According to Villanova University, 90 percent of Americans have some caffeine every day. While most of us are aware of the stimulative effect the world’s most widely used drug has on our brain, its effects on other parts of our body are not as widely known. Here’s a short list of some of the most common effects caffeine consumption can have on our health.
No, it’s not just you who has to run to the bathroom before you’ve even finished your first cup of coffee. Caffeine has both a diuretic and laxative effect that will keep you in and out of the toilet for the better half of the morning.
As a diuretic, caffeine causes the consumer to expel more water than was in the original beverage. As most things in life, caffeine’s diuretic effect is largely dependent on how much you intake. For example, if you only have 3mg of caffeine, there’s absolutely no diuretic effect, and you would pee as you normally would. Drinking larger amounts such as the 95-200mgs in an average cup of coffee? Then you better start looking for a toilet fast.
ASAP Science explained that your pituitary gland controls the release of the anti-diuretic hormone (ADH). In normal circumstances, ADH travels to the kidneys where they stimulate the retention of water to keep our body at a happy medium of hydration. Caffeine inhibits the release of ADH, which results in less water being reabsorbed into your body and more being converted into urine. Caffeine belongs to a group of chemicals called xanthine, and these are able to block the body’s reabsorption of sodium. When this occurs, rather than returning to the blood stream, the sodium stays in the fluid where it becomes urine.
Just as caffeine increases our urge to urinate, it also makes us poop. Believe it or not, scientists aren’t really sure why. One theory is that the drug affects the tissue that lines our stomach and small intestines, while others think that caffeine promotes the release of hormones that control the colon’s activities.
However, caffeine doesn’t just stop at making us poop; it also changes the texture of our bowel movements, making them looser, because, as we previously learned, caffeine prevents the body from reabsorbing water. This can result in a mean case of diarrhea if you’re not careful with your caffeine intake!
Caffeine And Athletes
The American College of Sports Medicine found that caffeine is able to enhance endurance performance by increasing the release of adrenaline into the blood. This release in turn stimulates the release of free fatty acids from the fat tissue and/or skeletal muscle. This creates extra fat early in the exercise, which spares extra energy to be used later in the exercise. The effect is that the athlete doesn’t tire out as quickly.
The ACSM concluded that ingestion of 3-9mg of caffeine per kilogram of an athlete prolonged endurance by approximately five minutes. Caffeine was believed to be so advantageous to athletes that until 2004 Olympians could be thrown out of a competition for having too much of it in their urine, Mens Health reported.
Caffeine may not be best for all athletes, however. It has been found to impair the consumers’ reflexes and decrease their reaction time.

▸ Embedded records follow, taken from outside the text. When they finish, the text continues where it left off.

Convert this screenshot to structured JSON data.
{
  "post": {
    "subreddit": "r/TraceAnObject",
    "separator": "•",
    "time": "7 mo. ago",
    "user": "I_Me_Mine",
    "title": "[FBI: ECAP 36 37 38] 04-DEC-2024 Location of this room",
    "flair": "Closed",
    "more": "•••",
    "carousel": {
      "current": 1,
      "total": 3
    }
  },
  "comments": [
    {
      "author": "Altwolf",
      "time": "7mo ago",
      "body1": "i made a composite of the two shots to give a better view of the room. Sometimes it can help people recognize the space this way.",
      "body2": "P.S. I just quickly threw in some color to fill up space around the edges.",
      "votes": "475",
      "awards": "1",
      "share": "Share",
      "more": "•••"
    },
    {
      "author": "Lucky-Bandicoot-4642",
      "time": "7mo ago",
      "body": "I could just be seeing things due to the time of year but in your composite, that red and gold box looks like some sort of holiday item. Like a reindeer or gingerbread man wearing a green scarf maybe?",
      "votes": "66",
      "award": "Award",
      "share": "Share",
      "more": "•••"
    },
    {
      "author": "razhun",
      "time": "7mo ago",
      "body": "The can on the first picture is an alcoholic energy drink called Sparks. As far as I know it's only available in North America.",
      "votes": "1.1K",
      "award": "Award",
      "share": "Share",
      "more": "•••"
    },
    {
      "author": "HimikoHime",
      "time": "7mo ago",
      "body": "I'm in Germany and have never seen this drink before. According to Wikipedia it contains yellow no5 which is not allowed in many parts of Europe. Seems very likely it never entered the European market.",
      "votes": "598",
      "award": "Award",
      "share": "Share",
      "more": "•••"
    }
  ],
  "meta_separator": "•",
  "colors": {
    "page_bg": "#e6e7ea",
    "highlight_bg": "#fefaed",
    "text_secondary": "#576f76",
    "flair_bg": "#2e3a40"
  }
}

A study gave subjects caffeine before their patellar ligament reflex (also known as that tap on your knee that causes your leg to jerk up), and results showed that only 6mg of caffeine per kilogram of weight was able to "significantly lengthen reflex time."